(Items from a data source)
Start of Block

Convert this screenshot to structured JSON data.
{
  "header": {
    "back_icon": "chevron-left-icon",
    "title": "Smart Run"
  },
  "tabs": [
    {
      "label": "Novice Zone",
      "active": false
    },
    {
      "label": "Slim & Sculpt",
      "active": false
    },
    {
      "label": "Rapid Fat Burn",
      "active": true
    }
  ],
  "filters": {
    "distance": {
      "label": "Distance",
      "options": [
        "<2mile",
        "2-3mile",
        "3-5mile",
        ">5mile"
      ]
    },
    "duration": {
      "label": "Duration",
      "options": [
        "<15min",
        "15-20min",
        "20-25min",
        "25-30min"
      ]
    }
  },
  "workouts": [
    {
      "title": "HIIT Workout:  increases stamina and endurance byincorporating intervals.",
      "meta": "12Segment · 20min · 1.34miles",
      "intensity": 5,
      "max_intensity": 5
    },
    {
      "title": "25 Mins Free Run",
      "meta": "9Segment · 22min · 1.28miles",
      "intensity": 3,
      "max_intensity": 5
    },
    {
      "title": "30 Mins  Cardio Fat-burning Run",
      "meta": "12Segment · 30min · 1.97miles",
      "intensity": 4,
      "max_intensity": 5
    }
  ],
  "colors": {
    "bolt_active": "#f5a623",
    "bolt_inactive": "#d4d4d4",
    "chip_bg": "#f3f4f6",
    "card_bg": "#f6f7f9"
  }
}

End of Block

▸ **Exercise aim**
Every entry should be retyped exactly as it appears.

▸ **Your response**
Convert this screenshot to structured JSON data.
{
  "header": {
    "back_icon": "chevron-left-icon",
    "title": "Smart Run"
  },
  "tabs": [
    {
      "label": "Novice Zone",
      "active": false
    },
    {
      "label": "Slim & Sculpt",
      "active": false
    },
    {
      "label": "Rapid Fat Burn",
      "active": true
    }
  ],
  "filters": {
    "distance": {
      "label": "Distance",
      "options": [
        "<2mile",
        "2-3mile",
        "3-5mile",
        ">5mile"
      ]
    },
    "duration": {
      "label": "Duration",
      "options": [
        "<15min",
        "15-20min",
        "20-25min",
        "25-30min"
      ]
    }
  },
  "workouts": [
    {
      "title": "HIIT Workout:  increases stamina and endurance byincorporating intervals.",
      "meta": "12Segment · 20min · 1.34miles",
      "intensity": 5,
      "max_intensity": 5
    },
    {
      "title": "25 Mins Free Run",
      "meta": "9Segment · 22min · 1.28miles",
      "intensity": 3,
      "max_intensity": 5
    },
    {
      "title": "30 Mins  Cardio Fat-burning Run",
      "meta": "12Segment · 30min · 1.97miles",
      "intensity": 4,
      "max_intensity": 5
    }
  ],
  "colors": {
    "bolt_active": "#f5a623",
    "bolt_inactive": "#d4d4d4",
    "chip_bg": "#f3f4f6",
    "card_bg": "#f6f7f9"
  }
}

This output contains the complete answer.